Entries from a dataset of interfaces
■ ■ ■ ■
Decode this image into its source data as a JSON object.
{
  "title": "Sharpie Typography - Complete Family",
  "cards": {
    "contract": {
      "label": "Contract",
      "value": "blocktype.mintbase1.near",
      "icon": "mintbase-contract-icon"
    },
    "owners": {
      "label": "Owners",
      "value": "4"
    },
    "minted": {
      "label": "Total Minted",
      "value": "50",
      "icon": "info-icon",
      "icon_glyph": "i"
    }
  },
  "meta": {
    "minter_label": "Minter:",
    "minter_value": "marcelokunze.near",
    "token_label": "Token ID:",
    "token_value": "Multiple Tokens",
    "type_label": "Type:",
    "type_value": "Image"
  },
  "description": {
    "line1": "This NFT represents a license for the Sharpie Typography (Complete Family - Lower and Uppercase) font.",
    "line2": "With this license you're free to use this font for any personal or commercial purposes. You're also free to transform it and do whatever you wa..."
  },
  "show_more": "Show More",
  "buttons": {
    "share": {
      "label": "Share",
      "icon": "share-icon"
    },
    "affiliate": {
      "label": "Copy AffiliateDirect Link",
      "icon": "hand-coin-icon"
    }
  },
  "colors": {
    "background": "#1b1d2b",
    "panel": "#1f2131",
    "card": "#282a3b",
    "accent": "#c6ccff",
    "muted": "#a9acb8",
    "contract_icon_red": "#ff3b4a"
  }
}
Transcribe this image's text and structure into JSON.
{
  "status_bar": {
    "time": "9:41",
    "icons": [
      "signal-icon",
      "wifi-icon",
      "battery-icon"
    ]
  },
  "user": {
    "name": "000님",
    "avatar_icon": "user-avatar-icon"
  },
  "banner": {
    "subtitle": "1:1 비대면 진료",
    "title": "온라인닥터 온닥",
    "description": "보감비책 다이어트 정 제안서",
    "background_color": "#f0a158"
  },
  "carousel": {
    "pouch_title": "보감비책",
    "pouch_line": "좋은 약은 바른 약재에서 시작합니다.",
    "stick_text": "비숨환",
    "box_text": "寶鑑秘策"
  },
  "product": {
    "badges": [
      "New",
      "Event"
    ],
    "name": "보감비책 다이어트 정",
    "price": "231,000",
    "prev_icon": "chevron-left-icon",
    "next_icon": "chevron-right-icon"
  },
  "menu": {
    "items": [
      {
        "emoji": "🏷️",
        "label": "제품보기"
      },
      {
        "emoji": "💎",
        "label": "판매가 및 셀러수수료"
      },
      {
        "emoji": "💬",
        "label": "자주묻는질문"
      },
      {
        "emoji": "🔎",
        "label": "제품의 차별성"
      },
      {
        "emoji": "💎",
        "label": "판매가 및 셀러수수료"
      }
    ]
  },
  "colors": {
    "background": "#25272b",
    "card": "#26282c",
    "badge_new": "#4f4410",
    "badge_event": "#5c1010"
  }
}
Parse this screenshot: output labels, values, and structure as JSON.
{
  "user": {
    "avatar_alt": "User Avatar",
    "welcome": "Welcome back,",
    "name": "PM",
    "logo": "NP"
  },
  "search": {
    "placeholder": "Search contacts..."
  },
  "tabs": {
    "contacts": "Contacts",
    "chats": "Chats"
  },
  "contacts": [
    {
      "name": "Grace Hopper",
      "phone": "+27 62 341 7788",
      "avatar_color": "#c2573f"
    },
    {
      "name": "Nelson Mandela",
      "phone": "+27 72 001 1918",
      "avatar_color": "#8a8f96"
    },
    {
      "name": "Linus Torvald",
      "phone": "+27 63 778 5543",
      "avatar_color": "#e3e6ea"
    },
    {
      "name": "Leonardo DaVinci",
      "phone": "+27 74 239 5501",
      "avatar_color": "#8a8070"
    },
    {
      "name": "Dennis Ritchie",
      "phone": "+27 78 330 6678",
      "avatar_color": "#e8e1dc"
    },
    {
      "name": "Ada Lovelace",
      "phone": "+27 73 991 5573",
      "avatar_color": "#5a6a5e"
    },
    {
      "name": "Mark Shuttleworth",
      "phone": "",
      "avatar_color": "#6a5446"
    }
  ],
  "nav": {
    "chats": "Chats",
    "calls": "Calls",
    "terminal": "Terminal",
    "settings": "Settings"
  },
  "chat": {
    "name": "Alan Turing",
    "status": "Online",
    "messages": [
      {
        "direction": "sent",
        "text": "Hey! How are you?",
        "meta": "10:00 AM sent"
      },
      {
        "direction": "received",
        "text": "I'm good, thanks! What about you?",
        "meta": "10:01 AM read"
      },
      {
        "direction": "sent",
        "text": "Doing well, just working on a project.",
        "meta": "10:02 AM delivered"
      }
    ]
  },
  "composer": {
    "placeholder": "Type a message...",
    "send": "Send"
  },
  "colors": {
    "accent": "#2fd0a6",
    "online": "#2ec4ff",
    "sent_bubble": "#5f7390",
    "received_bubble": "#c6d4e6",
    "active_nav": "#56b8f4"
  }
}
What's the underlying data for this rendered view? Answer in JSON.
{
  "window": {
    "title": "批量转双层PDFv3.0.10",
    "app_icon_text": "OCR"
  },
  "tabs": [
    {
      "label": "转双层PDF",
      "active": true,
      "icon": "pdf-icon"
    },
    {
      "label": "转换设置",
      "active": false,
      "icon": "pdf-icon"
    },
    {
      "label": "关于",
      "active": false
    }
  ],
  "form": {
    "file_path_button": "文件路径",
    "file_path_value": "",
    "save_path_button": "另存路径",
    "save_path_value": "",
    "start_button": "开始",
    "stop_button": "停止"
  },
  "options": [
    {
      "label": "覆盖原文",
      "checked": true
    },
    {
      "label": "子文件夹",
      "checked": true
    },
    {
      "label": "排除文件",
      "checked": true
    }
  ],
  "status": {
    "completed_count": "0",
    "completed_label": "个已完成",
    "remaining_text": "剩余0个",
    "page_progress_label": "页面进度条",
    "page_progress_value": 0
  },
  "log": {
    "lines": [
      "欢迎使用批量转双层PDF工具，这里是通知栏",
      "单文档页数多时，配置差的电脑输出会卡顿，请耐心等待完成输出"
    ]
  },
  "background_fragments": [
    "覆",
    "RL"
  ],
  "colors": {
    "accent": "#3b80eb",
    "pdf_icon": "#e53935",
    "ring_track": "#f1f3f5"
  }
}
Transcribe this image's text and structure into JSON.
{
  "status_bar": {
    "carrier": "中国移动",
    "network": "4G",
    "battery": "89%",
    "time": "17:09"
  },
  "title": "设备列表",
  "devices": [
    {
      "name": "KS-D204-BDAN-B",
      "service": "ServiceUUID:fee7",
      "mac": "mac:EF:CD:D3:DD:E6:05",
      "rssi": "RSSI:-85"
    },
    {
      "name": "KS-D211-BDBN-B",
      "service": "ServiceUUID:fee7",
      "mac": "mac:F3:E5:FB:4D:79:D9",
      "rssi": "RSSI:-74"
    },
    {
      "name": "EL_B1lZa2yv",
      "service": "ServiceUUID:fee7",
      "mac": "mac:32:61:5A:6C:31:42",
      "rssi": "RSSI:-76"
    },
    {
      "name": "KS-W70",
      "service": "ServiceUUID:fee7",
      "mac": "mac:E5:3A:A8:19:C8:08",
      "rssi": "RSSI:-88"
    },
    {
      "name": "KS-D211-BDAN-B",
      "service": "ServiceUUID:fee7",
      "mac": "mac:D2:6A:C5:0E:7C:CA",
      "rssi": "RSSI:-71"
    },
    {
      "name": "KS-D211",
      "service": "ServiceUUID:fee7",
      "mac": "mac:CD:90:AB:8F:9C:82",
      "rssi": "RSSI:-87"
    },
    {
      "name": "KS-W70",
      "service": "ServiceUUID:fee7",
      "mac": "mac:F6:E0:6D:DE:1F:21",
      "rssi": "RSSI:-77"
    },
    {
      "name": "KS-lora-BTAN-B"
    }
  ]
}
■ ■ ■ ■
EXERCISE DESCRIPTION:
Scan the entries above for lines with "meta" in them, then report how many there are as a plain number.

ANSWER BOX:
4